Thursday, October 31, 2013

2013 Cheap Versus Expensive Tree Peonies

I guess time and again, when it comes to peonies, just about like everything else, you get what you pay for. I was pleased when I received my first official tree peony order from Tree Peony Garden, a peony grower in the US who focuses mainly on tree peonies. Not only were these tree peonies much more expensive, they were much, much larger and fresher than the cheaper Tree Peonies from China I purchased through Ali Express. The tree peonies I ordered from Tree Peony Garden are 'High Noon', 'Kamatafuji', and 'Li Yuan Chun 李园春'. Peony 'High Noon' is an American tree peony cultivar and an APS Gold Medal Winner in 1989, while Peony 'Kamatafuji' is a Japanese tree peony cultivar, and 'Li Yuan Chun 李园春' is a Chinese tree peony cultivar. While I ordered 2 year old tree peony plants for all three of these cultivars, it looks like they sent me a much larger and older specimen of the center one in the photo (Peony 'Li Yuan Chun 李园春'). Perhaps they ran out of 2 year old tree peonies in this variety. It was so huge I was tempted to split it in half, with three large branches and lots of roots! However I decided to let it grow as it, hoping to get a nice blossom from it in the spring. :-) I am looking forward to growing all three of these tree peonies which represent different cultures and regions of important tree peony growers and climates from different parts of the world.

Tree Peony Roots from Tree Peony Garden

Sunday, October 20, 2013

2013 Song Sparrow Fall Peony Sale - Buy 2 Get One Free

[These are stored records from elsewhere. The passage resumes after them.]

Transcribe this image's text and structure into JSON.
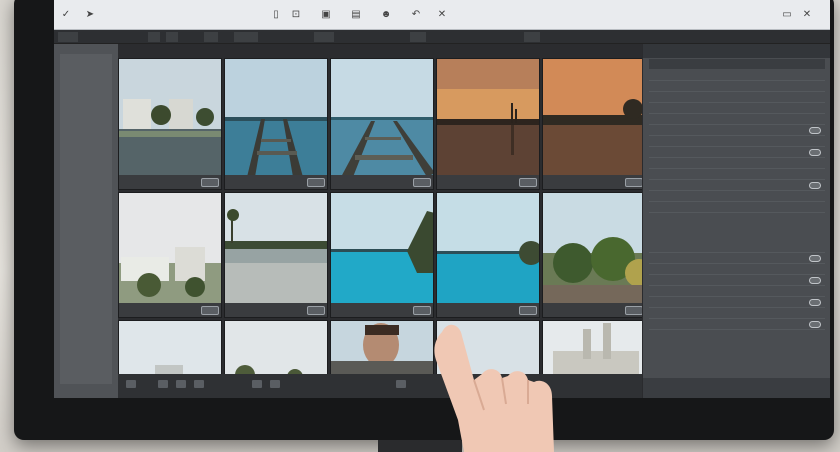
{
  "topbar": {
    "icons": [
      "back-icon",
      "share-icon",
      "folder-icon",
      "crop-icon",
      "layout-icon",
      "image-icon",
      "person-icon",
      "undo-icon",
      "close-icon",
      "window-min-icon",
      "window-close-icon"
    ]
  },
  "panel": {
    "row_count": 17
  },
  "colors": {
    "bezel": "#161718",
    "screen": "#3c3e41",
    "panel": "#4a4d51",
    "topbar": "#e9ebee",
    "accent_water": "#21a9c8"
  }
}
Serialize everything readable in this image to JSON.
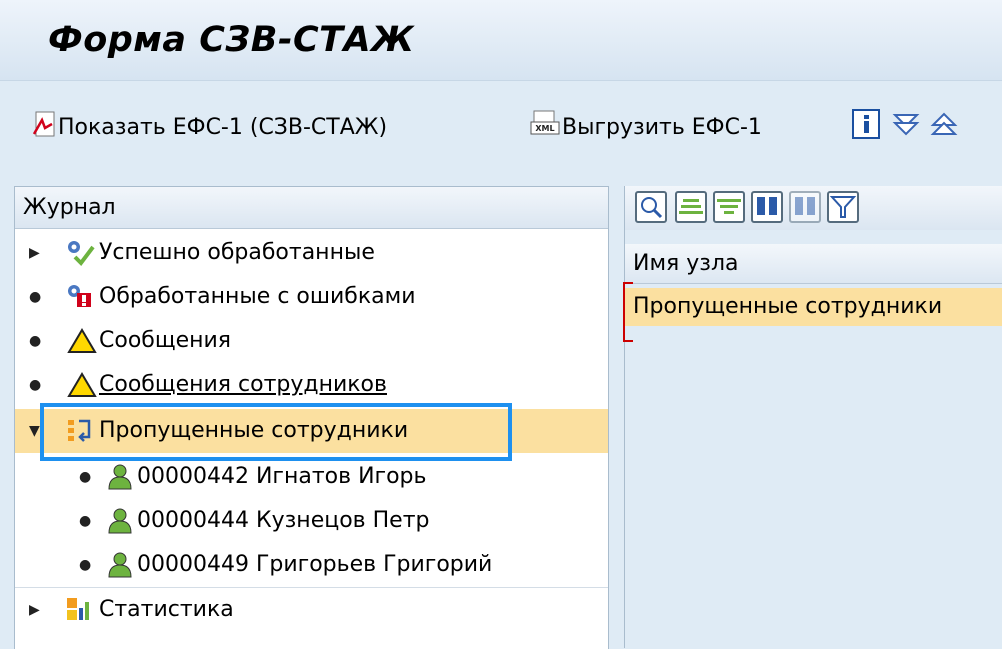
{
  "window": {
    "title": "Форма СЗВ-СТАЖ"
  },
  "toolbar": {
    "show_efs_label": "Показать ЕФС-1 (СЗВ-СТАЖ)",
    "export_efs_label": "Выгрузить ЕФС-1",
    "xml_icon_text": "XML"
  },
  "left_panel": {
    "header": "Журнал",
    "items": [
      {
        "label": "Успешно обработанные",
        "icon": "gears-check-icon"
      },
      {
        "label": "Обработанные с ошибками",
        "icon": "gears-error-icon"
      },
      {
        "label": "Сообщения",
        "icon": "warning-icon"
      },
      {
        "label": "Сообщения сотрудников",
        "icon": "warning-icon"
      },
      {
        "label": "Пропущенные сотрудники",
        "icon": "skipped-icon",
        "selected": true
      },
      {
        "label": "00000442 Игнатов Игорь",
        "icon": "person-icon"
      },
      {
        "label": "00000444 Кузнецов Петр",
        "icon": "person-icon"
      },
      {
        "label": "00000449 Григорьев Григорий",
        "icon": "person-icon"
      },
      {
        "label": "Статистика",
        "icon": "statistics-icon"
      }
    ]
  },
  "right_panel": {
    "column_header": "Имя узла",
    "row_value": "Пропущенные сотрудники"
  },
  "colors": {
    "background": "#dfebf5",
    "selection": "#fbe0a0",
    "highlight_border": "#1e90ef"
  }
}
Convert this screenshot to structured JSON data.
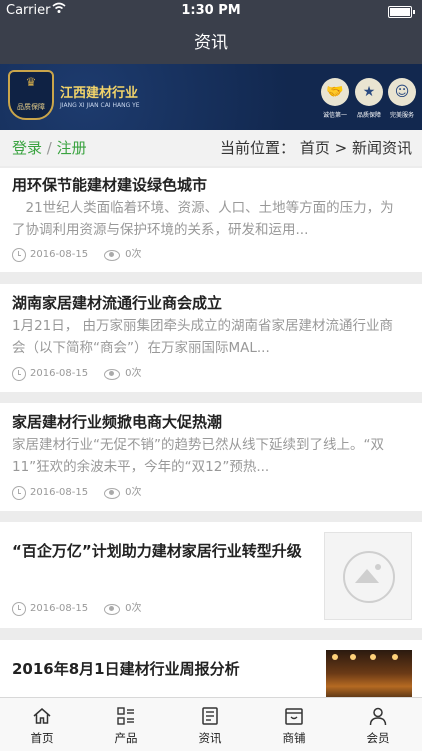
{
  "status_bar": {
    "carrier": "Carrier",
    "time": "1:30 PM"
  },
  "nav": {
    "title": "资讯"
  },
  "banner": {
    "shield_label": "品质保障",
    "brand_title": "江西建材行业",
    "brand_subtitle": "JIANG XI JIAN CAI HANG YE",
    "badges": [
      {
        "icon": "handshake-icon",
        "label": "诚信第一"
      },
      {
        "icon": "star-icon",
        "label": "品质保障"
      },
      {
        "icon": "service-person-icon",
        "label": "完美服务"
      }
    ]
  },
  "breadcrumb_bar": {
    "login": "登录",
    "separator": "/",
    "register": "注册",
    "location_prefix": "当前位置：",
    "home": "首页",
    "arrow": ">",
    "current": "新闻资讯"
  },
  "articles": [
    {
      "title": "用环保节能建材建设绿色城市",
      "summary": "　21世纪人类面临着环境、资源、人口、土地等方面的压力，为了协调利用资源与保护环境的关系，研发和运用...",
      "date": "2016-08-15",
      "views": "0次"
    },
    {
      "title": "湖南家居建材流通行业商会成立",
      "summary": "1月21日， 由万家丽集团牵头成立的湖南省家居建材流通行业商会（以下简称“商会”）在万家丽国际MAL...",
      "date": "2016-08-15",
      "views": "0次"
    },
    {
      "title": "家居建材行业频掀电商大促热潮",
      "summary": "家居建材行业“无促不销”的趋势已然从线下延续到了线上。“双11”狂欢的余波未平，今年的“双12”预热...",
      "date": "2016-08-15",
      "views": "0次"
    },
    {
      "title": "“百企万亿”计划助力建材家居行业转型升级",
      "date": "2016-08-15",
      "views": "0次"
    },
    {
      "title": "2016年8月1日建材行业周报分析"
    }
  ],
  "tab_bar": {
    "tabs": [
      {
        "label": "首页",
        "icon": "home-icon"
      },
      {
        "label": "产品",
        "icon": "list-icon"
      },
      {
        "label": "资讯",
        "icon": "news-icon"
      },
      {
        "label": "商铺",
        "icon": "shop-icon"
      },
      {
        "label": "会员",
        "icon": "user-icon"
      }
    ]
  }
}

They are at it again! I don't know of any other peony farm who reliably discounts their peonies in the fall (and who also sends large, correctly labeled plants) besides Klehm's Song Sparrow. Last year they ran a similar Fall Sale. I am on the email lists for several other major growers, and Song Sparrow definitely is the best at offering fall discounts. Their prices are not cheap, but they are not exorbitant either, and their current sale makes their offerings all the more attractive! I received the sale email on Friday, October 18th and the sale runs through November 3rd. They are currently offering Receive three Peonies for the price of two. So if you haven't yet gotten your fall 2013 peony order in, head on over to see if the varieties you're interested are still in stock. With this sale, I'm sure the hottest and award winning varieties will be selling out quick! :-)

Song Sparrow Fall Peony Sale - Buy 2 Get One Free

Friday, October 18, 2013

2013 APS Peony Donation to JC Raulston Arboretum

I finally had a chance to dig up peonies in my yard for donation this past weekend. This box of peonies went for a ride to my local arboretum. Through a joint project I've been working on with the American Peony Society and the JC Raulston Arboretum, I was able to gather over 40 peonies for donation to a local public garden. I personally donated 9 of the peony varieties myself. I guess you could say I had a slight incentive in being able to drop them off instead of having to pay the shipping costs to send them through the mail. The peony varieties I donated were: 'Angel Cheeks', 'Bowl of Cream', 'Chalice', 'Coral Charm', 'Do Tell', 'Festiva Maxima', 'Honor', 'Mother's Choice', and 'Seashell'.

Peony Donation for the JC Raulston Arboretum

There were several other donors to the project who I am very thankful for that helped make this project a great success: Adelman Peony Gardens, Hollingsworth Peonies, Rarity Gardens, Song Sparrow, and a local garden nursery, Homewood Nursery. I also wrote an APS Bulletin article about this project, which I will publish here when the bulletin comes out. I'll also be keeping a close eye on the peonies at the arboretum, and I'll definitely posts updates on their progress. I was so happy to work on this Public Gardens Peony Donation Project, and I can't wait to find the next public garden or arboretum in need of a large peony donation! If you have a suggestion, please leave a comment or contact me. :-)